#### Information shown

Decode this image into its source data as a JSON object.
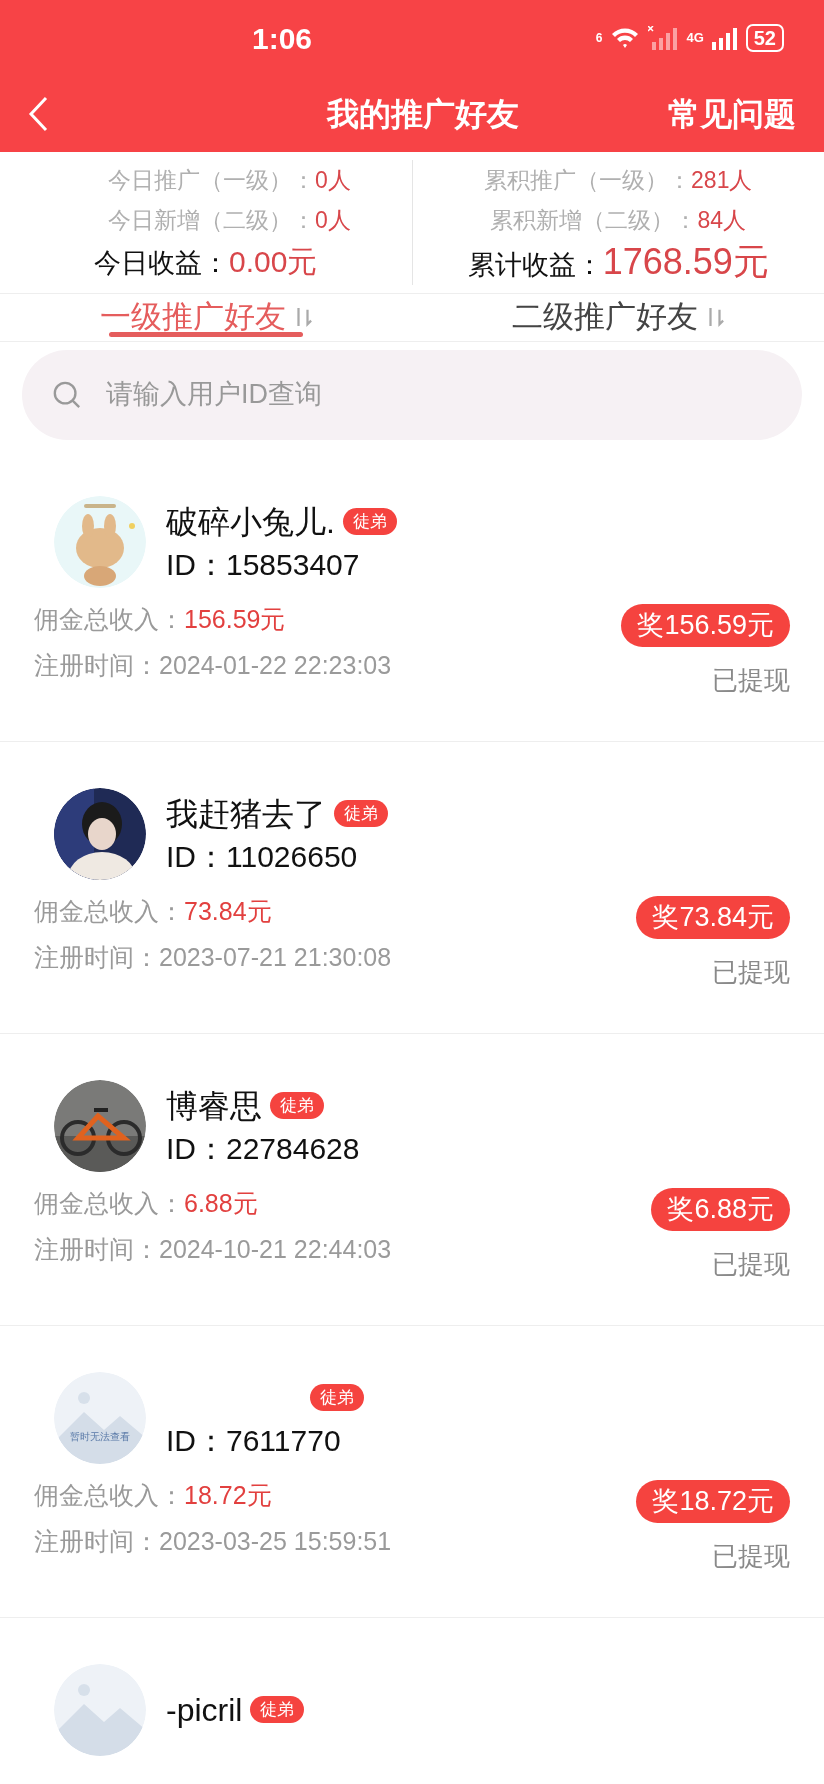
{
  "status_bar": {
    "time": "1:06",
    "wifi_tag": "6",
    "network": "4G",
    "battery": "52"
  },
  "header": {
    "title": "我的推广好友",
    "action": "常见问题"
  },
  "stats": {
    "left": [
      {
        "label": "今日推广（一级）：",
        "value": "0人"
      },
      {
        "label": "今日新增（二级）：",
        "value": "0人"
      }
    ],
    "left_total": {
      "label": "今日收益：",
      "value": "0.00元"
    },
    "right": [
      {
        "label": "累积推广（一级）：",
        "value": "281人"
      },
      {
        "label": "累积新增（二级）：",
        "value": "84人"
      }
    ],
    "right_total": {
      "label": "累计收益：",
      "value": "1768.59元"
    }
  },
  "tabs": [
    {
      "label": "一级推广好友",
      "selected": true
    },
    {
      "label": "二级推广好友",
      "selected": false
    }
  ],
  "search": {
    "placeholder": "请输入用户ID查询"
  },
  "friends": [
    {
      "avatar": {
        "kind": "cartoon"
      },
      "name": "破碎小兔儿.",
      "badge": "徒弟",
      "id_label": "ID：",
      "id": "15853407",
      "income_label": "佣金总收入：",
      "income": "156.59元",
      "time_label": "注册时间：",
      "time": "2024-01-22 22:23:03",
      "reward": "奖156.59元",
      "status": "已提现"
    },
    {
      "name": "我赶猪去了",
      "badge": "徒弟",
      "id_label": "ID：",
      "id": "11026650",
      "income_label": "佣金总收入：",
      "income": "73.84元",
      "time_label": "注册时间：",
      "time": "2023-07-21 21:30:08",
      "reward": "奖73.84元",
      "status": "已提现"
    },
    {
      "avatar": {
        "kind": "bike"
      },
      "name": "博睿思",
      "badge": "徒弟",
      "id_label": "ID：",
      "id": "22784628",
      "income_label": "佣金总收入：",
      "income": "6.88元",
      "time_label": "注册时间：",
      "time": "2024-10-21 22:44:03",
      "reward": "奖6.88元",
      "status": "已提现"
    },
    {
      "avatar": {
        "kind": "placeholder",
        "caption": "暂时无法查看"
      },
      "badge": "徒弟",
      "id_label": "ID：",
      "id": "7611770",
      "income_label": "佣金总收入：",
      "income": "18.72元",
      "time_label": "注册时间：",
      "time": "2023-03-25 15:59:51",
      "reward": "奖18.72元",
      "status": "已提现"
    },
    {
      "avatar": {
        "kind": "placeholder"
      },
      "name": "-picril",
      "badge": "徒弟"
    }
  ]
}
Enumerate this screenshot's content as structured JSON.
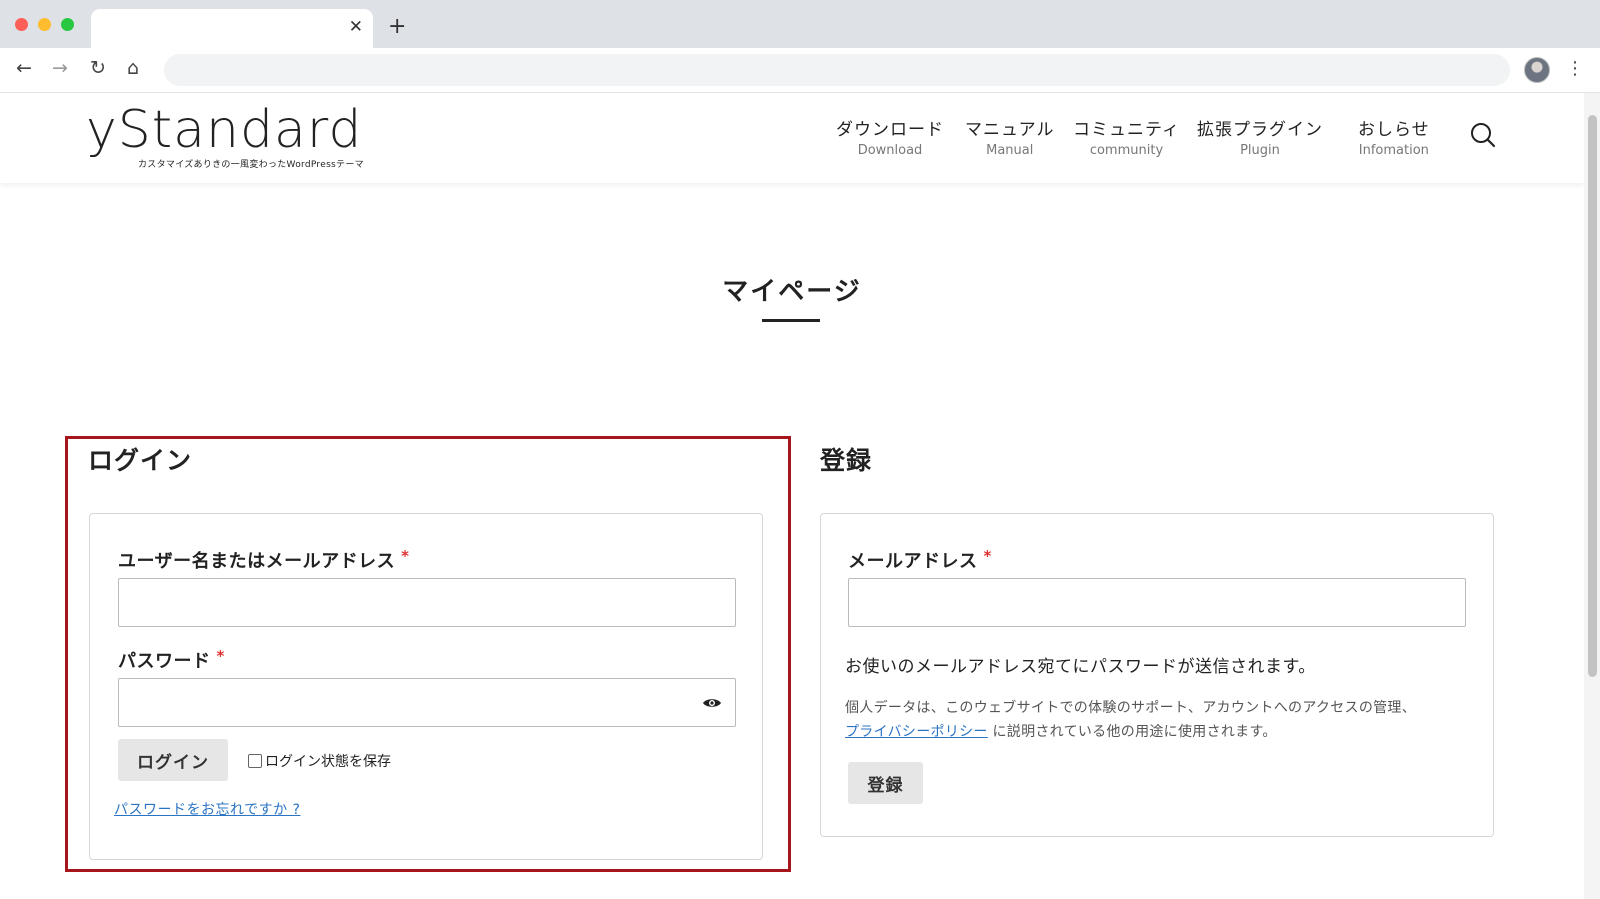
{
  "browser": {
    "tab_title": "",
    "tab_close": "✕",
    "new_tab": "+",
    "back": "←",
    "forward": "→",
    "reload": "↻",
    "home": "⌂",
    "menu": "⋮",
    "address": ""
  },
  "site": {
    "logo_text": "yStandard",
    "logo_tagline": "カスタマイズありきの一風変わったWordPressテーマ",
    "nav": [
      {
        "jp": "ダウンロード",
        "en": "Download"
      },
      {
        "jp": "マニュアル",
        "en": "Manual"
      },
      {
        "jp": "コミュニティ",
        "en": "community"
      },
      {
        "jp": "拡張プラグイン",
        "en": "Plugin"
      },
      {
        "jp": "おしらせ",
        "en": "Infomation"
      }
    ]
  },
  "page": {
    "title": "マイページ"
  },
  "login": {
    "heading": "ログイン",
    "username_label": "ユーザー名またはメールアドレス",
    "username_value": "",
    "password_label": "パスワード",
    "password_value": "",
    "required_mark": "*",
    "submit_label": "ログイン",
    "remember_label": "ログイン状態を保存",
    "remember_checked": false,
    "lost_password": "パスワードをお忘れですか ?"
  },
  "register": {
    "heading": "登録",
    "email_label": "メールアドレス",
    "email_value": "",
    "required_mark": "*",
    "notice": "お使いのメールアドレス宛てにパスワードが送信されます。",
    "privacy_text_1": "個人データは、このウェブサイトでの体験のサポート、アカウントへのアクセスの管理、",
    "privacy_link": "プライバシーポリシー",
    "privacy_text_2": " に説明されている他の用途に使用されます。",
    "submit_label": "登録"
  },
  "colors": {
    "highlight_border": "#a7161b",
    "link": "#2b74c4",
    "required": "#dd3333"
  }
}
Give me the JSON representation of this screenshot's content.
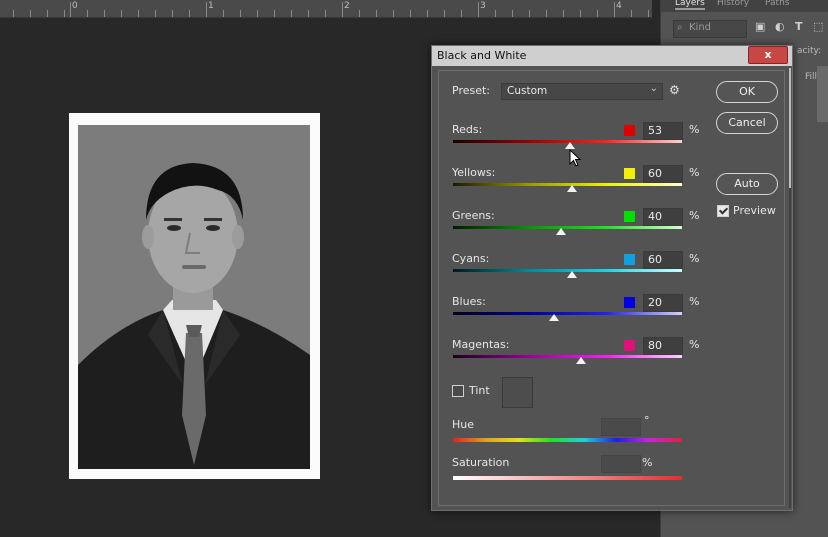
{
  "ruler": {
    "numbers": [
      "0",
      "1",
      "2",
      "3",
      "4"
    ]
  },
  "panel": {
    "tabs": [
      "Layers",
      "History",
      "Paths"
    ],
    "kind_placeholder": "Kind",
    "opacity_label": "acity:",
    "fill_label": "Fill:"
  },
  "dialog": {
    "title": "Black and White",
    "close_label": "x",
    "preset_label": "Preset:",
    "preset_value": "Custom",
    "ok_label": "OK",
    "cancel_label": "Cancel",
    "auto_label": "Auto",
    "preview_label": "Preview",
    "preview_checked": true,
    "sliders": [
      {
        "label": "Reds:",
        "value": "53",
        "unit": "%",
        "color": "#e00000",
        "thumb_position": 0.51
      },
      {
        "label": "Yellows:",
        "value": "60",
        "unit": "%",
        "color": "#f0f000",
        "thumb_position": 0.52
      },
      {
        "label": "Greens:",
        "value": "40",
        "unit": "%",
        "color": "#00e000",
        "thumb_position": 0.47
      },
      {
        "label": "Cyans:",
        "value": "60",
        "unit": "%",
        "color": "#10a0e0",
        "thumb_position": 0.52
      },
      {
        "label": "Blues:",
        "value": "20",
        "unit": "%",
        "color": "#0000e0",
        "thumb_position": 0.44
      },
      {
        "label": "Magentas:",
        "value": "80",
        "unit": "%",
        "color": "#e0107a",
        "thumb_position": 0.56
      }
    ],
    "tint_label": "Tint",
    "tint_checked": false,
    "hue_label": "Hue",
    "hue_unit": "°",
    "saturation_label": "Saturation",
    "saturation_unit": "%"
  }
}
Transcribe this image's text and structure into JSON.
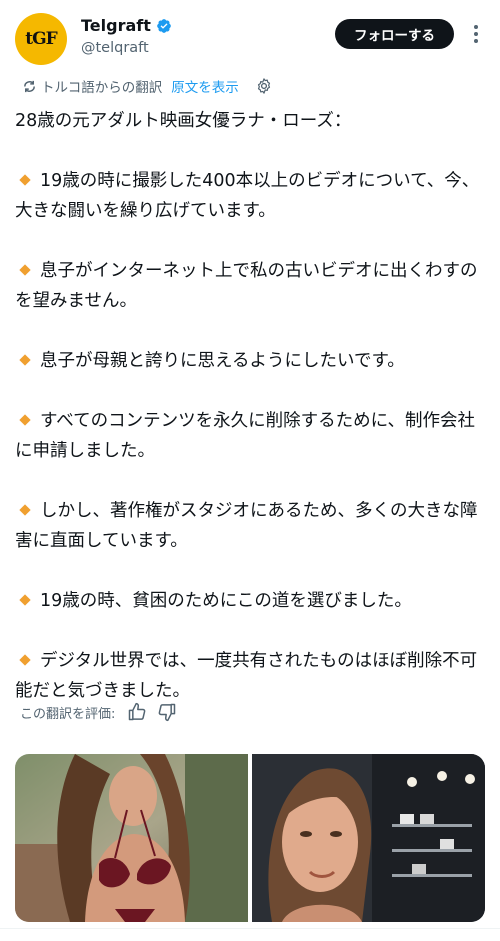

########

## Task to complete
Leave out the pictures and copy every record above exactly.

## Solution below
Decode this image into its source data as a JSON object.
{
  "status_bar": {
    "time": "1:06",
    "wifi_tag": "6",
    "network": "4G",
    "battery": "52"
  },
  "header": {
    "title": "我的推广好友",
    "action": "常见问题"
  },
  "stats": {
    "left": [
      {
        "label": "今日推广（一级）：",
        "value": "0人"
      },
      {
        "label": "今日新增（二级）：",
        "value": "0人"
      }
    ],
    "left_total": {
      "label": "今日收益：",
      "value": "0.00元"
    },
    "right": [
      {
        "label": "累积推广（一级）：",
        "value": "281人"
      },
      {
        "label": "累积新增（二级）：",
        "value": "84人"
      }
    ],
    "right_total": {
      "label": "累计收益：",
      "value": "1768.59元"
    }
  },
  "tabs": [
    {
      "label": "一级推广好友",
      "selected": true
    },
    {
      "label": "二级推广好友",
      "selected": false
    }
  ],
  "search": {
    "placeholder": "请输入用户ID查询"
  },
  "friends": [
    {
      "avatar": {
        "kind": "cartoon"
      },
      "name": "破碎小兔儿.",
      "badge": "徒弟",
      "id_label": "ID：",
      "id": "15853407",
      "income_label": "佣金总收入：",
      "income": "156.59元",
      "time_label": "注册时间：",
      "time": "2024-01-22 22:23:03",
      "reward": "奖156.59元",
      "status": "已提现"
    },
    {
      "name": "我赶猪去了",
      "badge": "徒弟",
      "id_label": "ID：",
      "id": "11026650",
      "income_label": "佣金总收入：",
      "income": "73.84元",
      "time_label": "注册时间：",
      "time": "2023-07-21 21:30:08",
      "reward": "奖73.84元",
      "status": "已提现"
    },
    {
      "avatar": {
        "kind": "bike"
      },
      "name": "博睿思",
      "badge": "徒弟",
      "id_label": "ID：",
      "id": "22784628",
      "income_label": "佣金总收入：",
      "income": "6.88元",
      "time_label": "注册时间：",
      "time": "2024-10-21 22:44:03",
      "reward": "奖6.88元",
      "status": "已提现"
    },
    {
      "avatar": {
        "kind": "placeholder",
        "caption": "暂时无法查看"
      },
      "badge": "徒弟",
      "id_label": "ID：",
      "id": "7611770",
      "income_label": "佣金总收入：",
      "income": "18.72元",
      "time_label": "注册时间：",
      "time": "2023-03-25 15:59:51",
      "reward": "奖18.72元",
      "status": "已提现"
    },
    {
      "avatar": {
        "kind": "placeholder"
      },
      "name": "-picril",
      "badge": "徒弟"
    }
  ]
}
Enumerate this screenshot's content as structured JSON.
{
  "browser": {
    "tab_title": "",
    "tab_close": "✕",
    "new_tab": "+",
    "back": "←",
    "forward": "→",
    "reload": "↻",
    "home": "⌂",
    "menu": "⋮",
    "address": ""
  },
  "site": {
    "logo_text": "yStandard",
    "logo_tagline": "カスタマイズありきの一風変わったWordPressテーマ",
    "nav": [
      {
        "jp": "ダウンロード",
        "en": "Download"
      },
      {
        "jp": "マニュアル",
        "en": "Manual"
      },
      {
        "jp": "コミュニティ",
        "en": "community"
      },
      {
        "jp": "拡張プラグイン",
        "en": "Plugin"
      },
      {
        "jp": "おしらせ",
        "en": "Infomation"
      }
    ]
  },
  "page": {
    "title": "マイページ"
  },
  "login": {
    "heading": "ログイン",
    "username_label": "ユーザー名またはメールアドレス",
    "username_value": "",
    "password_label": "パスワード",
    "password_value": "",
    "required_mark": "*",
    "submit_label": "ログイン",
    "remember_label": "ログイン状態を保存",
    "remember_checked": false,
    "lost_password": "パスワードをお忘れですか ?"
  },
  "register": {
    "heading": "登録",
    "email_label": "メールアドレス",
    "email_value": "",
    "required_mark": "*",
    "notice": "お使いのメールアドレス宛てにパスワードが送信されます。",
    "privacy_text_1": "個人データは、このウェブサイトでの体験のサポート、アカウントへのアクセスの管理、",
    "privacy_link": "プライバシーポリシー",
    "privacy_text_2": " に説明されている他の用途に使用されます。",
    "submit_label": "登録"
  },
  "colors": {
    "highlight_border": "#a7161b",
    "link": "#2b74c4",
    "required": "#dd3333"
  }
}
Give me the JSON representation of this screenshot's content.
{
  "ruler": {
    "numbers": [
      "0",
      "1",
      "2",
      "3",
      "4"
    ]
  },
  "panel": {
    "tabs": [
      "Layers",
      "History",
      "Paths"
    ],
    "kind_placeholder": "Kind",
    "opacity_label": "acity:",
    "fill_label": "Fill:"
  },
  "dialog": {
    "title": "Black and White",
    "close_label": "x",
    "preset_label": "Preset:",
    "preset_value": "Custom",
    "ok_label": "OK",
    "cancel_label": "Cancel",
    "auto_label": "Auto",
    "preview_label": "Preview",
    "preview_checked": true,
    "sliders": [
      {
        "label": "Reds:",
        "value": "53",
        "unit": "%",
        "color": "#e00000",
        "thumb_position": 0.51
      },
      {
        "label": "Yellows:",
        "value": "60",
        "unit": "%",
        "color": "#f0f000",
        "thumb_position": 0.52
      },
      {
        "label": "Greens:",
        "value": "40",
        "unit": "%",
        "color": "#00e000",
        "thumb_position": 0.47
      },
      {
        "label": "Cyans:",
        "value": "60",
        "unit": "%",
        "color": "#10a0e0",
        "thumb_position": 0.52
      },
      {
        "label": "Blues:",
        "value": "20",
        "unit": "%",
        "color": "#0000e0",
        "thumb_position": 0.44
      },
      {
        "label": "Magentas:",
        "value": "80",
        "unit": "%",
        "color": "#e0107a",
        "thumb_position": 0.56
      }
    ],
    "tint_label": "Tint",
    "tint_checked": false,
    "hue_label": "Hue",
    "hue_unit": "°",
    "saturation_label": "Saturation",
    "saturation_unit": "%"
  }
}
Transcribe this image's text and structure into JSON.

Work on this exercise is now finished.